Jensen flips the Peter Pan story we are all familiar with, making Captain Hook the sympathetic hero and Peter a bratty child tyrant. James Benjamin Hookbridge is a ship’s captain during the Restoration who becomes stuck in the magical world, Neverland, captive to the whims of the eternal boy, Peter Pan. Captain Hook, as he becomes known, must play the never-ending role of the villain to Peter’s hero. The two battle time and again, with Peter and his tribe of Lost Boys always emerging as the victors. Hook’s murdered crew members are continuously replaced with new bands of pirates, but he can never die and is condemned to repeat this hellish scenario for eternity.
Things begin to change, however, when Stella Parrish, an Englishwoman from the 1950s, arrives. If it is possible for another adult to come to Neverland, might it be possible for Hook to finally escape? In the spirited newcomer Hook discovers something he thought he lost long ago, hope, and maybe something else, love.
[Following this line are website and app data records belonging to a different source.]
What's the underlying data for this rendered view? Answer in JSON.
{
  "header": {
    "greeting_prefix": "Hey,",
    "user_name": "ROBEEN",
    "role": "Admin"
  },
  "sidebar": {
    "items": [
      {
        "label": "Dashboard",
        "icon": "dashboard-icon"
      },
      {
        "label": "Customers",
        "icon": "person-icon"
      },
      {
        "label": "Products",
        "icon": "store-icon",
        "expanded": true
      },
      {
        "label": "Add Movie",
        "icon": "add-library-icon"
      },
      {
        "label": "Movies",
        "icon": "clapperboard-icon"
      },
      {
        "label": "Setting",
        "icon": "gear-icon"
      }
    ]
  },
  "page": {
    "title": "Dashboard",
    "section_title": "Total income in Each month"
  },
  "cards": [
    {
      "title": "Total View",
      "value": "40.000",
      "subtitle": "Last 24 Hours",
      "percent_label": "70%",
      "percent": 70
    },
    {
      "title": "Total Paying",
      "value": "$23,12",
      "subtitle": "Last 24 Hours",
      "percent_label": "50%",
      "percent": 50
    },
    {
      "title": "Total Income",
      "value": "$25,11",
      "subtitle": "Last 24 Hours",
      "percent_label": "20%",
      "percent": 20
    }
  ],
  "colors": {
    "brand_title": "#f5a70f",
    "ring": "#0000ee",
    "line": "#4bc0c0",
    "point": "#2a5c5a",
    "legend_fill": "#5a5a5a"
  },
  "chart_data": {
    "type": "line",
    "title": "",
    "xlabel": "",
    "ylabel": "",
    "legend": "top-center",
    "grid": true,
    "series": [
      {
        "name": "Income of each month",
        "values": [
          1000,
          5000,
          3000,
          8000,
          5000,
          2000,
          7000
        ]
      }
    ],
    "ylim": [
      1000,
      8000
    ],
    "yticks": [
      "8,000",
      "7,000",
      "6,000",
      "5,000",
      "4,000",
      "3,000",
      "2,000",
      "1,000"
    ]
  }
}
A very grown-up reimagining of a classic tale, Alias Hook is simultaneously funny, sexy, dark and violent. All of the familiar characters are present here: the fairies, Indians and mermaids, but with deeper and more complex backstories than the original. Jensen certainly creates her own Neverland, and the parts of the story that take place there soar. Having Stella come from 1950s England seems a bit arbitrary, neither adding to nor diminishing the story. It is Neverland that will keep readers; I have to say it, hooked.